▶ TASK ITEM
Would you extract the whole listing below and retype it exactly?

*** MATERIAL FOR THE TASK Section Begins ***

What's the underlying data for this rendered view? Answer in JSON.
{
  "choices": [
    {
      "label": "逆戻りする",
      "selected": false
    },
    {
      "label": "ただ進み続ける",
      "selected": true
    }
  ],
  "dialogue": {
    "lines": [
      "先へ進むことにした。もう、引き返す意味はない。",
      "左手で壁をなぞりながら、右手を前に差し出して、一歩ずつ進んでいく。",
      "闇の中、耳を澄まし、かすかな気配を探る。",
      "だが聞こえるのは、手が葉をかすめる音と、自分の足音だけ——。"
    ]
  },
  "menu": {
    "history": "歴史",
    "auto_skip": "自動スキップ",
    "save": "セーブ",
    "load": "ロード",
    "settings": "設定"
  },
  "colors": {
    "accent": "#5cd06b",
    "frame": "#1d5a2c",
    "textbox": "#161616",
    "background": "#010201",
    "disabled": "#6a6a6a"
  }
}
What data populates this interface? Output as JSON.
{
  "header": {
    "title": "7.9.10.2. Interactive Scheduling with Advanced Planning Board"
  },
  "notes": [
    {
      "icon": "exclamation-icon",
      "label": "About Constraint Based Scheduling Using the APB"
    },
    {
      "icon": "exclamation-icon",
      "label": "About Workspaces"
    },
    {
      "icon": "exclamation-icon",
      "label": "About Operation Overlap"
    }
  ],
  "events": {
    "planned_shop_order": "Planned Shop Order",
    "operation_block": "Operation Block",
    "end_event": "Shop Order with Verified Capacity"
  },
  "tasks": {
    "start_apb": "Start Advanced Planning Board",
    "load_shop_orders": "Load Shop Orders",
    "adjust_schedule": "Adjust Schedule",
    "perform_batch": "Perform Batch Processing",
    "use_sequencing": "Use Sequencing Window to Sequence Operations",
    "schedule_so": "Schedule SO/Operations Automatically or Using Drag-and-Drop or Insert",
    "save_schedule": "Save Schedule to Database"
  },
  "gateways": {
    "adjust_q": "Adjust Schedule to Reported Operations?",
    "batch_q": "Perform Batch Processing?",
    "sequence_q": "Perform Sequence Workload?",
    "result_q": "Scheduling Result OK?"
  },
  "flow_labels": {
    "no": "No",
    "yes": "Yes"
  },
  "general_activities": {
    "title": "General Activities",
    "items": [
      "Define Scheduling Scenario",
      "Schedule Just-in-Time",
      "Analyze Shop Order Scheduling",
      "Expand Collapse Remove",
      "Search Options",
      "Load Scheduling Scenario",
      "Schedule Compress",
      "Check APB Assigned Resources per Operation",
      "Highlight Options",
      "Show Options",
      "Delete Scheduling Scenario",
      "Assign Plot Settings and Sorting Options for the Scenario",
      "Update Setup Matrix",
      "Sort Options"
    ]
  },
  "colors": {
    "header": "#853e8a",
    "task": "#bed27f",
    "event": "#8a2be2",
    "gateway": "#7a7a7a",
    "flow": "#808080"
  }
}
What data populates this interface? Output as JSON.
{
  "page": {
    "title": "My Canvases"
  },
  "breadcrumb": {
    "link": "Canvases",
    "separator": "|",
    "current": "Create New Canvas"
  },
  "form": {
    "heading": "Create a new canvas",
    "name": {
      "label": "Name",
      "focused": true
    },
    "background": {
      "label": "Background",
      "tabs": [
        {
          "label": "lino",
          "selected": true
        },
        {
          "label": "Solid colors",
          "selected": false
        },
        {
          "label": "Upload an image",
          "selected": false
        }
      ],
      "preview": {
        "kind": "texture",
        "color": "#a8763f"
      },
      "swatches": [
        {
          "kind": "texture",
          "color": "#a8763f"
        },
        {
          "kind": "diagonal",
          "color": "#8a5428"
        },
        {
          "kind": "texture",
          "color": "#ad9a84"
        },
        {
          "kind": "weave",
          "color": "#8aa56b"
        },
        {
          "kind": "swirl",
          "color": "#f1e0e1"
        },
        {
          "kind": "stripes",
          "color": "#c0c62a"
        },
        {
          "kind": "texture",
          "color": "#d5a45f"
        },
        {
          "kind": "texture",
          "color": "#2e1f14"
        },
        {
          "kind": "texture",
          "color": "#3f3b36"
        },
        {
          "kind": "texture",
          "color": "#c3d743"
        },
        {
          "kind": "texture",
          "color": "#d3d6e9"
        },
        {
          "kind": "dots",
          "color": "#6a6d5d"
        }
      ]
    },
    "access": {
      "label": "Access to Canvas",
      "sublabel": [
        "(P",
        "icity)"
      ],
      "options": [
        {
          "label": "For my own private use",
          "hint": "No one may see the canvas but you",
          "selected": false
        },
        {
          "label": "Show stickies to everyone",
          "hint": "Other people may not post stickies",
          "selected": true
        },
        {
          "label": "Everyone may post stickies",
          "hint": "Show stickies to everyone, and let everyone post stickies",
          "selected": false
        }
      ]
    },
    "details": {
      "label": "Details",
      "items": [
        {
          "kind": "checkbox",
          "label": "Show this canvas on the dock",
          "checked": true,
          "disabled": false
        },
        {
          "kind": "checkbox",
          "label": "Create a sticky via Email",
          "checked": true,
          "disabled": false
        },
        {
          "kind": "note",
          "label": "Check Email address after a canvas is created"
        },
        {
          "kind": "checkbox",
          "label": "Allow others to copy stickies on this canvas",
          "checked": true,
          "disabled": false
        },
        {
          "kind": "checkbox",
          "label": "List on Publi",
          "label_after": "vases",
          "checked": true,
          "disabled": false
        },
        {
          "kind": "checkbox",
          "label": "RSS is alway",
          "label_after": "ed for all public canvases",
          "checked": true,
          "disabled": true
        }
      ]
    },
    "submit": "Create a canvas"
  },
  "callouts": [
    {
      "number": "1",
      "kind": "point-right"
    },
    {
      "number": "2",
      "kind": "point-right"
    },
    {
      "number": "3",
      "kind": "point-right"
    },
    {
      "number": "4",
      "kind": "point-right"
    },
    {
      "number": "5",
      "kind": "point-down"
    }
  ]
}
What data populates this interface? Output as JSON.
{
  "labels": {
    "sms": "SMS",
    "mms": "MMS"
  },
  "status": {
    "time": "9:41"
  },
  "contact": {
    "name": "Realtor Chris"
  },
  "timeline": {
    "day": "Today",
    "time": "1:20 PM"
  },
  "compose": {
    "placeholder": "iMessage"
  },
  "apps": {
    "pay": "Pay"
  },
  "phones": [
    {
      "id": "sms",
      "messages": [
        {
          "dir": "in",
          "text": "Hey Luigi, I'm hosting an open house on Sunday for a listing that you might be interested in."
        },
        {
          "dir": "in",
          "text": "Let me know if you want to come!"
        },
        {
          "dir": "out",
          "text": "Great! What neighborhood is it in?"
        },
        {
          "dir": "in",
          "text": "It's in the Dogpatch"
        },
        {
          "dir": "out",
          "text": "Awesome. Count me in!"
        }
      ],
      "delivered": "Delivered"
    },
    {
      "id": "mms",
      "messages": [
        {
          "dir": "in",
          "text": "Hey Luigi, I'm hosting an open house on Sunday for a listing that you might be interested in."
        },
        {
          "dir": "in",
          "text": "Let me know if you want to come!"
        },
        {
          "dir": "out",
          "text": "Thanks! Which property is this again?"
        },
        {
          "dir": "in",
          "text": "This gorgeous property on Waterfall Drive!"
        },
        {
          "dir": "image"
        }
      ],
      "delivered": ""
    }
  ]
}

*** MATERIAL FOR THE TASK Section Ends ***

▶ TASK RESULT
What's the underlying data for this rendered view? Answer in JSON.
{
  "choices": [
    {
      "label": "逆戻りする",
      "selected": false
    },
    {
      "label": "ただ進み続ける",
      "selected": true
    }
  ],
  "dialogue": {
    "lines": [
      "先へ進むことにした。もう、引き返す意味はない。",
      "左手で壁をなぞりながら、右手を前に差し出して、一歩ずつ進んでいく。",
      "闇の中、耳を澄まし、かすかな気配を探る。",
      "だが聞こえるのは、手が葉をかすめる音と、自分の足音だけ——。"
    ]
  },
  "menu": {
    "history": "歴史",
    "auto_skip": "自動スキップ",
    "save": "セーブ",
    "load": "ロード",
    "settings": "設定"
  },
  "colors": {
    "accent": "#5cd06b",
    "frame": "#1d5a2c",
    "textbox": "#161616",
    "background": "#010201",
    "disabled": "#6a6a6a"
  }
}
What data populates this interface? Output as JSON.
{
  "header": {
    "title": "7.9.10.2. Interactive Scheduling with Advanced Planning Board"
  },
  "notes": [
    {
      "icon": "exclamation-icon",
      "label": "About Constraint Based Scheduling Using the APB"
    },
    {
      "icon": "exclamation-icon",
      "label": "About Workspaces"
    },
    {
      "icon": "exclamation-icon",
      "label": "About Operation Overlap"
    }
  ],
  "events": {
    "planned_shop_order": "Planned Shop Order",
    "operation_block": "Operation Block",
    "end_event": "Shop Order with Verified Capacity"
  },
  "tasks": {
    "start_apb": "Start Advanced Planning Board",
    "load_shop_orders": "Load Shop Orders",
    "adjust_schedule": "Adjust Schedule",
    "perform_batch": "Perform Batch Processing",
    "use_sequencing": "Use Sequencing Window to Sequence Operations",
    "schedule_so": "Schedule SO/Operations Automatically or Using Drag-and-Drop or Insert",
    "save_schedule": "Save Schedule to Database"
  },
  "gateways": {
    "adjust_q": "Adjust Schedule to Reported Operations?",
    "batch_q": "Perform Batch Processing?",
    "sequence_q": "Perform Sequence Workload?",
    "result_q": "Scheduling Result OK?"
  },
  "flow_labels": {
    "no": "No",
    "yes": "Yes"
  },
  "general_activities": {
    "title": "General Activities",
    "items": [
      "Define Scheduling Scenario",
      "Schedule Just-in-Time",
      "Analyze Shop Order Scheduling",
      "Expand Collapse Remove",
      "Search Options",
      "Load Scheduling Scenario",
      "Schedule Compress",
      "Check APB Assigned Resources per Operation",
      "Highlight Options",
      "Show Options",
      "Delete Scheduling Scenario",
      "Assign Plot Settings and Sorting Options for the Scenario",
      "Update Setup Matrix",
      "Sort Options"
    ]
  },
  "colors": {
    "header": "#853e8a",
    "task": "#bed27f",
    "event": "#8a2be2",
    "gateway": "#7a7a7a",
    "flow": "#808080"
  }
}
What data populates this interface? Output as JSON.
{
  "page": {
    "title": "My Canvases"
  },
  "breadcrumb": {
    "link": "Canvases",
    "separator": "|",
    "current": "Create New Canvas"
  },
  "form": {
    "heading": "Create a new canvas",
    "name": {
      "label": "Name",
      "focused": true
    },
    "background": {
      "label": "Background",
      "tabs": [
        {
          "label": "lino",
          "selected": true
        },
        {
          "label": "Solid colors",
          "selected": false
        },
        {
          "label": "Upload an image",
          "selected": false
        }
      ],
      "preview": {
        "kind": "texture",
        "color": "#a8763f"
      },
      "swatches": [
        {
          "kind": "texture",
          "color": "#a8763f"
        },
        {
          "kind": "diagonal",
          "color": "#8a5428"
        },
        {
          "kind": "texture",
          "color": "#ad9a84"
        },
        {
          "kind": "weave",
          "color": "#8aa56b"
        },
        {
          "kind": "swirl",
          "color": "#f1e0e1"
        },
        {
          "kind": "stripes",
          "color": "#c0c62a"
        },
        {
          "kind": "texture",
          "color": "#d5a45f"
        },
        {
          "kind": "texture",
          "color": "#2e1f14"
        },
        {
          "kind": "texture",
          "color": "#3f3b36"
        },
        {
          "kind": "texture",
          "color": "#c3d743"
        },
        {
          "kind": "texture",
          "color": "#d3d6e9"
        },
        {
          "kind": "dots",
          "color": "#6a6d5d"
        }
      ]
    },
    "access": {
      "label": "Access to Canvas",
      "sublabel": [
        "(P",
        "icity)"
      ],
      "options": [
        {
          "label": "For my own private use",
          "hint": "No one may see the canvas but you",
          "selected": false
        },
        {
          "label": "Show stickies to everyone",
          "hint": "Other people may not post stickies",
          "selected": true
        },
        {
          "label": "Everyone may post stickies",
          "hint": "Show stickies to everyone, and let everyone post stickies",
          "selected": false
        }
      ]
    },
    "details": {
      "label": "Details",
      "items": [
        {
          "kind": "checkbox",
          "label": "Show this canvas on the dock",
          "checked": true,
          "disabled": false
        },
        {
          "kind": "checkbox",
          "label": "Create a sticky via Email",
          "checked": true,
          "disabled": false
        },
        {
          "kind": "note",
          "label": "Check Email address after a canvas is created"
        },
        {
          "kind": "checkbox",
          "label": "Allow others to copy stickies on this canvas",
          "checked": true,
          "disabled": false
        },
        {
          "kind": "checkbox",
          "label": "List on Publi",
          "label_after": "vases",
          "checked": true,
          "disabled": false
        },
        {
          "kind": "checkbox",
          "label": "RSS is alway",
          "label_after": "ed for all public canvases",
          "checked": true,
          "disabled": true
        }
      ]
    },
    "submit": "Create a canvas"
  },
  "callouts": [
    {
      "number": "1",
      "kind": "point-right"
    },
    {
      "number": "2",
      "kind": "point-right"
    },
    {
      "number": "3",
      "kind": "point-right"
    },
    {
      "number": "4",
      "kind": "point-right"
    },
    {
      "number": "5",
      "kind": "point-down"
    }
  ]
}
What data populates this interface? Output as JSON.
{
  "labels": {
    "sms": "SMS",
    "mms": "MMS"
  },
  "status": {
    "time": "9:41"
  },
  "contact": {
    "name": "Realtor Chris"
  },
  "timeline": {
    "day": "Today",
    "time": "1:20 PM"
  },
  "compose": {
    "placeholder": "iMessage"
  },
  "apps": {
    "pay": "Pay"
  },
  "phones": [
    {
      "id": "sms",
      "messages": [
        {
          "dir": "in",
          "text": "Hey Luigi, I'm hosting an open house on Sunday for a listing that you might be interested in."
        },
        {
          "dir": "in",
          "text": "Let me know if you want to come!"
        },
        {
          "dir": "out",
          "text": "Great! What neighborhood is it in?"
        },
        {
          "dir": "in",
          "text": "It's in the Dogpatch"
        },
        {
          "dir": "out",
          "text": "Awesome. Count me in!"
        }
      ],
      "delivered": "Delivered"
    },
    {
      "id": "mms",
      "messages": [
        {
          "dir": "in",
          "text": "Hey Luigi, I'm hosting an open house on Sunday for a listing that you might be interested in."
        },
        {
          "dir": "in",
          "text": "Let me know if you want to come!"
        },
        {
          "dir": "out",
          "text": "Thanks! Which property is this again?"
        },
        {
          "dir": "in",
          "text": "This gorgeous property on Waterfall Drive!"
        },
        {
          "dir": "image"
        }
      ],
      "delivered": ""
    }
  ]
}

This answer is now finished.